Buckley's sketches of the several neolithic flint tools he discovered (Buckley 1918).
In February 1915, Captain Pehlemann was inspecting a new communication trench his men had recently dug running from the Bucy Castle heading south, when Pehlemann found a bronze torque- 20cm in diameter with a hook enclosure- and several ceramic shards, which led to the further discovery of a possible necropolis. Pehlemann sent in a report to the director of the Prehistory Department of the Berlin Museum, Carl Schuchhardt, who saw interest in the tombs and ceramics for their quality and addition to the museum. Sapper Hans Niggemann, an archaeology student before being sent to the front, was chosen to to carry out a recorded excavation. Over the following three months, Niggemann and several other men, including Fanhrich Schulze and Private Bittner, recovered thirty-two burials, which were then transferred on 17 June, 1915 to the Pre- and Protohistory Museum in Berlin, along with the excavation report and associated diagrams.

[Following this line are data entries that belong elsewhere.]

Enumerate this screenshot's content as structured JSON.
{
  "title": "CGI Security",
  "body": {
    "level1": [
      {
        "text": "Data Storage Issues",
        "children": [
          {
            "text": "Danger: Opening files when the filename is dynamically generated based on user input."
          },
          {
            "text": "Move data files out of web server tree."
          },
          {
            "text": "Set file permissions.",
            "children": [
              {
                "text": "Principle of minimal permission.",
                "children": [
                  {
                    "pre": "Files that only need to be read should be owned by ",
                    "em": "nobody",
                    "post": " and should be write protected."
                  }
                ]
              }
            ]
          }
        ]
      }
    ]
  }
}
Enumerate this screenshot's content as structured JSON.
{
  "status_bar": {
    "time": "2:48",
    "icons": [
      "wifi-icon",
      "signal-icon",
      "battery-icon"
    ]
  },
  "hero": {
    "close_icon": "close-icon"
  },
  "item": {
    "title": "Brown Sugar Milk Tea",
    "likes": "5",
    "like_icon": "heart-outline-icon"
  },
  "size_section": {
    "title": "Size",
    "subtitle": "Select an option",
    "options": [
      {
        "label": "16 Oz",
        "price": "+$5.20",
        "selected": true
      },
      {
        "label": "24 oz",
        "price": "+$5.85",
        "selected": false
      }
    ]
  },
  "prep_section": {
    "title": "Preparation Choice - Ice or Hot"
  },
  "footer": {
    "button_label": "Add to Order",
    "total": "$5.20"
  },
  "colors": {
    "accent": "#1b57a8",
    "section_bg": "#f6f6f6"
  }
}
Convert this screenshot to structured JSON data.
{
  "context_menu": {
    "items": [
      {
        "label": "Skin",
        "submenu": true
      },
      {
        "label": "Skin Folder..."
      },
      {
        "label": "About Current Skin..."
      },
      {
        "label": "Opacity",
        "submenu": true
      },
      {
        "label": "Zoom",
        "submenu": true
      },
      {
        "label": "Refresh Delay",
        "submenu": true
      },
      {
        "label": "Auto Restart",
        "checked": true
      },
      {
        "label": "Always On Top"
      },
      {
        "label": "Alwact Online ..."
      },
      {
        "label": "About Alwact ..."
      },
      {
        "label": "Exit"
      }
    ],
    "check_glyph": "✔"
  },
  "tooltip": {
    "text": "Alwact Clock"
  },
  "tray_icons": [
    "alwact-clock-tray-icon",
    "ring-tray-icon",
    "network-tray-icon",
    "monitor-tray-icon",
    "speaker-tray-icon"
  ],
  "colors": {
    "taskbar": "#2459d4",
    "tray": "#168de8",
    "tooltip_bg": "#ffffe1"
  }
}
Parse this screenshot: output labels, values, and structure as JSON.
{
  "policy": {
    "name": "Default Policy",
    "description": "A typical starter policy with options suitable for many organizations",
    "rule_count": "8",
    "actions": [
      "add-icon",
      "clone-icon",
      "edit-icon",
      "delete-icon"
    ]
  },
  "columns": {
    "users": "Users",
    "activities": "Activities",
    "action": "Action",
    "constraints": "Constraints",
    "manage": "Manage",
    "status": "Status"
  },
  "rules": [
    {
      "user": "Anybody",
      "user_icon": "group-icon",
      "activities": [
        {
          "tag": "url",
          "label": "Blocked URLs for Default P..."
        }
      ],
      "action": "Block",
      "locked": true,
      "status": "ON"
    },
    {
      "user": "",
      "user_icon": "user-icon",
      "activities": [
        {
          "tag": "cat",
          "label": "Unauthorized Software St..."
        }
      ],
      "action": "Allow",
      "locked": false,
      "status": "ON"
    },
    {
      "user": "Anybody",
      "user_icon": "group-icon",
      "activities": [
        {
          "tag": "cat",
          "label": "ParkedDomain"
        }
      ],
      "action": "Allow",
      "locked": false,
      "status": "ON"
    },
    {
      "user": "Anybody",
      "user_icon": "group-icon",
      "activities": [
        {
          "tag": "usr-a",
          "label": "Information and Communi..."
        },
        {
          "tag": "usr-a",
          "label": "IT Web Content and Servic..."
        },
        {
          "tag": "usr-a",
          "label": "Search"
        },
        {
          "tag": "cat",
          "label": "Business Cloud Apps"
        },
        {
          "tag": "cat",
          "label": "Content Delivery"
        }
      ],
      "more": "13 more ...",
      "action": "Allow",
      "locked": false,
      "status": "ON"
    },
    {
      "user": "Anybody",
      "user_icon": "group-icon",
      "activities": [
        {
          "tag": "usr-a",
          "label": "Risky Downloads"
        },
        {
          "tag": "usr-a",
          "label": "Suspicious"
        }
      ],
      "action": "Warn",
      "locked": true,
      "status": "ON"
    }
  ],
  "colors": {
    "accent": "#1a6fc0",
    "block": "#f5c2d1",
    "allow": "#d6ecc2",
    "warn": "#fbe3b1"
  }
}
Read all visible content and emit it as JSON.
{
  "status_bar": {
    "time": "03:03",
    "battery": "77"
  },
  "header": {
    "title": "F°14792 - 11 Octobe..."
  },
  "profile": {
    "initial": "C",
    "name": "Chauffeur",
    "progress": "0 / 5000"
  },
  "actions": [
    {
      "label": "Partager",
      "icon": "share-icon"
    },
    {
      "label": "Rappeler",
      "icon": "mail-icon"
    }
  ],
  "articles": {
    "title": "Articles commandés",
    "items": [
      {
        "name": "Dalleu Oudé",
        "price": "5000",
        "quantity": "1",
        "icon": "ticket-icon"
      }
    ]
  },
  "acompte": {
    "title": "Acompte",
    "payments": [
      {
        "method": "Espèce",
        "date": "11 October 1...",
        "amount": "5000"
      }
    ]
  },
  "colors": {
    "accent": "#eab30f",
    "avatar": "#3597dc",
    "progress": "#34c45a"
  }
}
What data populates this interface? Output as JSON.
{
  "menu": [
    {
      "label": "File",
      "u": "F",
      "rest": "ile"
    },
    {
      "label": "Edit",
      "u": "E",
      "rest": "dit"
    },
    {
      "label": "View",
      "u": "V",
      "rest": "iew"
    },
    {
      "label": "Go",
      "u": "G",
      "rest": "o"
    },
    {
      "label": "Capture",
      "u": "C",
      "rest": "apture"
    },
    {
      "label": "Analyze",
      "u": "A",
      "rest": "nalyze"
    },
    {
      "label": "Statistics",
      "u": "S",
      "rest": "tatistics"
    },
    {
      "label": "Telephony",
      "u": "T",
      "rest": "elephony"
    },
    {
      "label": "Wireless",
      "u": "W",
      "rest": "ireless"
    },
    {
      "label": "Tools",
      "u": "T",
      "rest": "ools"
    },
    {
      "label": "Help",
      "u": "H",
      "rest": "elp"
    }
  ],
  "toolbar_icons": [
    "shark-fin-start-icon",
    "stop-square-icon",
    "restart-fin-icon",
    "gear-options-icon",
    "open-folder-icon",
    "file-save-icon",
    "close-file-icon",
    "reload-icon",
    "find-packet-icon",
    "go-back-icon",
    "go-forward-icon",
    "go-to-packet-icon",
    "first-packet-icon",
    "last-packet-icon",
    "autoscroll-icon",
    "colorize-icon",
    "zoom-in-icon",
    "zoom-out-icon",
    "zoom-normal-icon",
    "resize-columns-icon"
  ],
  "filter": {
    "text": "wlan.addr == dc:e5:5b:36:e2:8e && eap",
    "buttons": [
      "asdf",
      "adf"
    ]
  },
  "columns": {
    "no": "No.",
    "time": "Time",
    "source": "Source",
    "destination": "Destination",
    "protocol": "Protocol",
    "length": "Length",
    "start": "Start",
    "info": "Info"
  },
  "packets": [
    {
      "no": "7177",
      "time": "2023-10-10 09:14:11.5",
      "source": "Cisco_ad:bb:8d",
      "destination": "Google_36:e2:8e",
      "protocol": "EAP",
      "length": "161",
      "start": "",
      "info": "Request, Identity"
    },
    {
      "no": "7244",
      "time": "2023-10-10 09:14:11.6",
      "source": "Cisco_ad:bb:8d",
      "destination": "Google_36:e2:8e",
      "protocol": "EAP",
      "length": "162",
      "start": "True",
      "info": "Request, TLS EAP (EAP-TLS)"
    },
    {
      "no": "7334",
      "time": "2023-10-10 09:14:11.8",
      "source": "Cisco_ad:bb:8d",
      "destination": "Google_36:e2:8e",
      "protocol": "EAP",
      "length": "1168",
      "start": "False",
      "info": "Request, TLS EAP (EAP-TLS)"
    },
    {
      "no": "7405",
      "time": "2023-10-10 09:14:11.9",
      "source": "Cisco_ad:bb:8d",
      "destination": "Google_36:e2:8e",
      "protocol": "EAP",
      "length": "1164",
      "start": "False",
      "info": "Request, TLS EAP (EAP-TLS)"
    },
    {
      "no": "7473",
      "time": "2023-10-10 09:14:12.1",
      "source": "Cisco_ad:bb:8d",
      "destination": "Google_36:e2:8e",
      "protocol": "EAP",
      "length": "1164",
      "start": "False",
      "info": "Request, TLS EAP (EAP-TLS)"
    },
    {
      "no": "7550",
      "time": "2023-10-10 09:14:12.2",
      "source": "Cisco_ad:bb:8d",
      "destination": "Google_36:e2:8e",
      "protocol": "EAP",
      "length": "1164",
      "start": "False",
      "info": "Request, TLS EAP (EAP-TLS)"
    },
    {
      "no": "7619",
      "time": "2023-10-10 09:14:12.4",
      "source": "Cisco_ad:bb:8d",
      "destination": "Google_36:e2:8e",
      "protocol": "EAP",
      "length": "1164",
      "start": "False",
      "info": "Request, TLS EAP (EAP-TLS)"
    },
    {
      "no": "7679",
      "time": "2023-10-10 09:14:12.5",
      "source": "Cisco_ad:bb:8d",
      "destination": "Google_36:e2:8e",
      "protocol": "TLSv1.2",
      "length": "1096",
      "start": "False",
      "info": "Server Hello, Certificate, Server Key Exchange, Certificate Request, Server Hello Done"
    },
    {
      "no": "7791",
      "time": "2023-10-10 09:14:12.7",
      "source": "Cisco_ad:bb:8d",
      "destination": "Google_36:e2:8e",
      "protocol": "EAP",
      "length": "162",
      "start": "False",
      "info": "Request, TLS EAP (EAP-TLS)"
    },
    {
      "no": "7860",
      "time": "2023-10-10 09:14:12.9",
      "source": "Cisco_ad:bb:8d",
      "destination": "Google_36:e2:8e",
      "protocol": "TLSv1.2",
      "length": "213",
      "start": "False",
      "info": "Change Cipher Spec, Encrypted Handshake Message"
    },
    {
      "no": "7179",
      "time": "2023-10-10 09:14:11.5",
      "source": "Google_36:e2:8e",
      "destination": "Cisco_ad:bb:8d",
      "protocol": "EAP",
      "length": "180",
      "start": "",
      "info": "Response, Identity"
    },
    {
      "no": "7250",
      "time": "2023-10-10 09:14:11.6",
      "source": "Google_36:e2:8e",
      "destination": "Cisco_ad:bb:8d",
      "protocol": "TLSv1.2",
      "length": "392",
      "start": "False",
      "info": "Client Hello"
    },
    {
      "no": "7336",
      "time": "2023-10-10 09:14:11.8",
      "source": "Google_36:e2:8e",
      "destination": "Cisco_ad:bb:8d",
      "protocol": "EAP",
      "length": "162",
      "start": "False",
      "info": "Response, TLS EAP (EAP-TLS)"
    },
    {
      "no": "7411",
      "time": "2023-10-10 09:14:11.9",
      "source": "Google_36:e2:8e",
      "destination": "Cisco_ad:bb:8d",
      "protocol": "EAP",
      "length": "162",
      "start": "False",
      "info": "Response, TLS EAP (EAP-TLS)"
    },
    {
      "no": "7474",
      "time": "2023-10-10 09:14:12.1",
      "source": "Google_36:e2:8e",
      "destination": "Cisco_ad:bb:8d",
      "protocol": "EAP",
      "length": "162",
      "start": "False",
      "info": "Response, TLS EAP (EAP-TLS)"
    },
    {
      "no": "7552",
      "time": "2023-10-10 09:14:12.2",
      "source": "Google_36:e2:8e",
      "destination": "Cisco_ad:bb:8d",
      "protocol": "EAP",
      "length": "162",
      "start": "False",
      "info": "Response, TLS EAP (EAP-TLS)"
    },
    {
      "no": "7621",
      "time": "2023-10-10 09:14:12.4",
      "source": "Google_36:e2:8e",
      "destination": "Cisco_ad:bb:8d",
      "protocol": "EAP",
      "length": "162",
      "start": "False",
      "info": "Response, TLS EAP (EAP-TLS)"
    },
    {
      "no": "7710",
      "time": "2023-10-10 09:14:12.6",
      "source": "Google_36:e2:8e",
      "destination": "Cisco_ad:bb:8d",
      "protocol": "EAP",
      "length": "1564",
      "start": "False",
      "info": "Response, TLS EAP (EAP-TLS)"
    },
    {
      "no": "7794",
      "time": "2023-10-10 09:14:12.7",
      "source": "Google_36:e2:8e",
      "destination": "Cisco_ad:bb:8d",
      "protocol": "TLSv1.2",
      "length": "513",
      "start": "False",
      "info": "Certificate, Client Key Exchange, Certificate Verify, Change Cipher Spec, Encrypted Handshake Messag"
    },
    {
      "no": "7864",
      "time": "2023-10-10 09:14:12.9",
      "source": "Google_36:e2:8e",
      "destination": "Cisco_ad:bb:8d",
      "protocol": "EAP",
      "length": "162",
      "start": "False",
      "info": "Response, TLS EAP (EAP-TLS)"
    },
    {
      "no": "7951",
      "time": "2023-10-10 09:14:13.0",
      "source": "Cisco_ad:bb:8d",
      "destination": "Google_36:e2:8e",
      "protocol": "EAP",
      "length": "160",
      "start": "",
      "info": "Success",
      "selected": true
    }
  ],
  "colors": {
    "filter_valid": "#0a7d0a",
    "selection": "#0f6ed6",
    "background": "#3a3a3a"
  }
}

Page taken from Niggemann's diary with notes and sketches of the excavation (Niggemann 2915).
In May of 1915, whilst the Germans were digging trenches just outside of the town of Berry-au-Bac, a German soldier- his name and rank unknown- discovered a substantial amount of Roman ruins as he and his men were cutting deeper into the earth. His letter, in which he recounted his finds and their historical context, is provided in English here;
“Our position here follows in the main important ancient road from Laon to Reims. This road is supposed to date from Roman times. We have cut through and undermined it at many points in order to prepare trenches or shelters. The massive blocks which were thereby struck far below the surface seem to confirm our supposition. Moreover, the neighbourhood is not uninteresting in other aspects. Exactly in our section Caesar fought his battle with the Belgians (B.G. 2.1-15), though of course facing the opposite direction. The crossing (of the river Aisne) took place at Berry-au-Bac or Pontavert, both being places heavily bombarded by us. And it gave me really immense pleasure to read Caesar: Palut erat non magna inter nostrum atque hostium exercitum (ch. 9). If we had looked up Caesar back in the autumn we would perhaps have been ,ore sensible in planning our first-line and communicating trenches, which have all been flooded since Christmas by the brook Miette.”
In 57 B.C., in the midst of his Conquest of Gaul (58 to 50 B.C), Caesar battled the Belgae tribe. Arriving in along the Belgic frontier in the territory of Remi where he was based in the town of Durocortorum (modern day Reims). Upon word that the Belgae were marching against him, Caesar quickly made for the Aisne river, setting up camp close to the river’s right bank. He defended the nearby bridge with a praesidium on the right bank, and a camp of six cohorts to the left. Meanwhile, the Belgae set up camp about two miles away- the two armies being separated by a marsh.
The Roman road that the soldier mentions known today as the D1044 -Avenue du Général de Gualle and Rue du Colenel Vergezac that runs through Berry-au-Bac from Laon to Reims.
Detail of 1918 trench map showing Ceasar's Camp along German lines (Ordnance Survey 1918).